◆ Instructions for the task: Check each line of the material for "name" and report how many lines have it, with nothing added.
(Task input Opens)
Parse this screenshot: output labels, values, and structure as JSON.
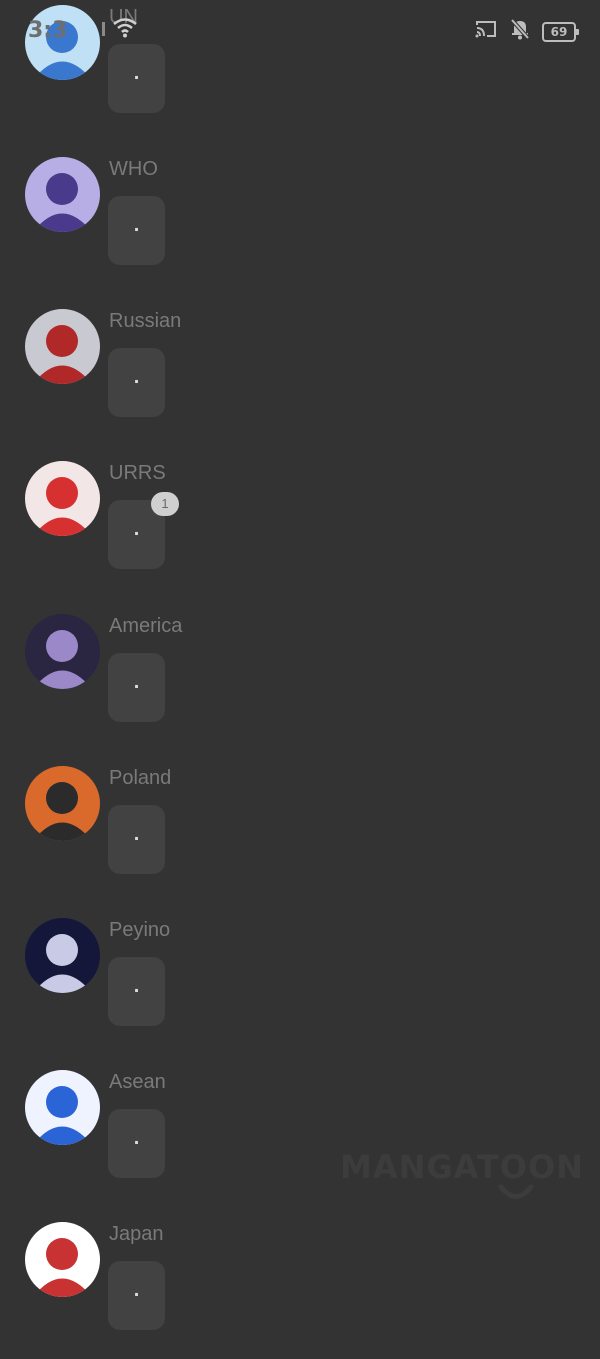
{
  "status_bar": {
    "time": "3:3",
    "battery_level": "69"
  },
  "chats": [
    {
      "name": "UN",
      "message": ".",
      "badge": "",
      "colors": [
        "#bfe0f5",
        "#3a78d0"
      ]
    },
    {
      "name": "WHO",
      "message": ".",
      "badge": "",
      "colors": [
        "#b7aee6",
        "#4a3a8c"
      ]
    },
    {
      "name": "Russian",
      "message": ".",
      "badge": "",
      "colors": [
        "#c9c9d2",
        "#b02828"
      ]
    },
    {
      "name": "URRS",
      "message": ".",
      "badge": "1",
      "colors": [
        "#f3e6e6",
        "#d63030"
      ]
    },
    {
      "name": "America",
      "message": ".",
      "badge": "",
      "colors": [
        "#2a2540",
        "#9a88c8"
      ]
    },
    {
      "name": "Poland",
      "message": ".",
      "badge": "",
      "colors": [
        "#d96a2c",
        "#2b2b2b"
      ]
    },
    {
      "name": "Peyino",
      "message": ".",
      "badge": "",
      "colors": [
        "#14163a",
        "#c9cbe6"
      ]
    },
    {
      "name": "Asean",
      "message": ".",
      "badge": "",
      "colors": [
        "#eef3ff",
        "#2b64d6"
      ]
    },
    {
      "name": "Japan",
      "message": ".",
      "badge": "",
      "colors": [
        "#ffffff",
        "#c83232"
      ]
    }
  ],
  "watermark": {
    "text": "MANGATOON"
  }
}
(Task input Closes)
◆ Exercise solution: 9